In summary, we have demonstrated the use of superconducting kinetic inductance field-frequency sensors for magnetometry in the presence of moderate background magnetic fields. We obtained resonance frequency shifts of 27 MHz in response to changes in the magnetic field of 1.8 μT. The real-time measurement of AC magnetic fields can be implemented by using phase-sensitive readout of microwaves transmitted through the sensors with a sensitivity of 1°/nT. We find that our sensors are at most one to two orders less sensitive in comparison with low-temperature superconducting quantum interference devices operating in zero background field. We anticipate potential applications of our sensors wherever small changes in a large background field must be accurately monitored.

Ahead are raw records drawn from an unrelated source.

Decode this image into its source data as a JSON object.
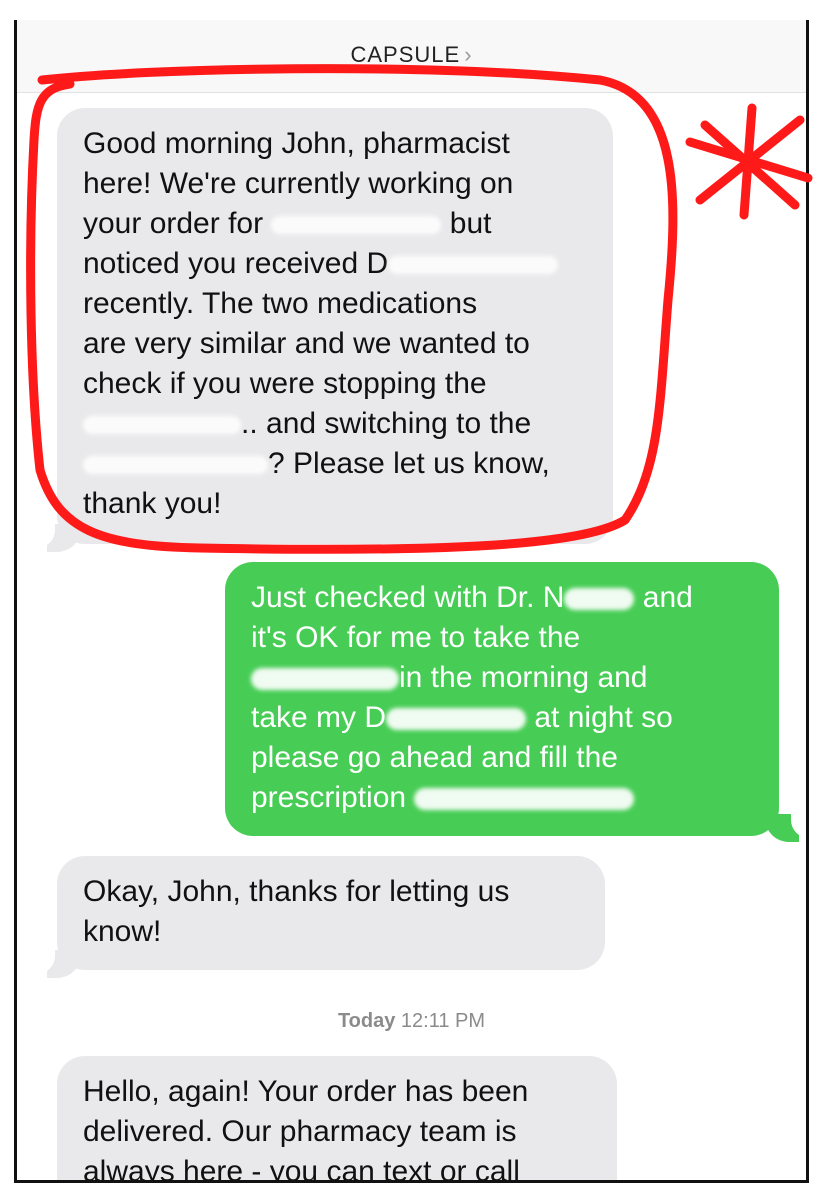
{
  "header": {
    "contact_name": "CAPSULE",
    "chevron_icon": "chevron-right-icon"
  },
  "messages": [
    {
      "direction": "incoming",
      "lines": [
        "Good morning John, pharmacist",
        "here! We're currently working on",
        "your order for",
        "but",
        "noticed you received D",
        "recently. The two medications",
        "are very similar and we wanted to",
        "check if you were stopping the",
        ".. and switching to the",
        "? Please let us know,",
        "thank you!"
      ]
    },
    {
      "direction": "outgoing",
      "lines": [
        "Just checked with Dr. N",
        "and",
        "it's OK for me to take the",
        "in the morning and",
        "take my D",
        "at night so",
        "please go ahead and fill the",
        "prescription"
      ]
    },
    {
      "direction": "incoming",
      "lines": [
        "Okay, John, thanks for letting us",
        "know!"
      ]
    },
    {
      "direction": "incoming",
      "lines": [
        "Hello, again! Your order has been",
        "delivered. Our pharmacy team is",
        "always here - you can text or call"
      ]
    }
  ],
  "timestamp": {
    "day": "Today",
    "time": "12:11 PM"
  },
  "colors": {
    "incoming_bubble": "#e9e9eb",
    "outgoing_bubble": "#47cd55",
    "annotation": "#ff1a1a"
  }
}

We acknowledge helpful discussions with Shyam Shankar. Devices were designed using the CNST nanolithography toolbox38 and fabricated in the Princeton Institute for the Science and Technology of Materials Micro/Nano Fabrication Laboratory and the Princeton University Quantum Device Nanofabrication Laboratory. Our work was supported by the NSF, in part through Grant No. DMR-1506862, and in part through the Princeton MRSEC (Grant No. DMR-1420541).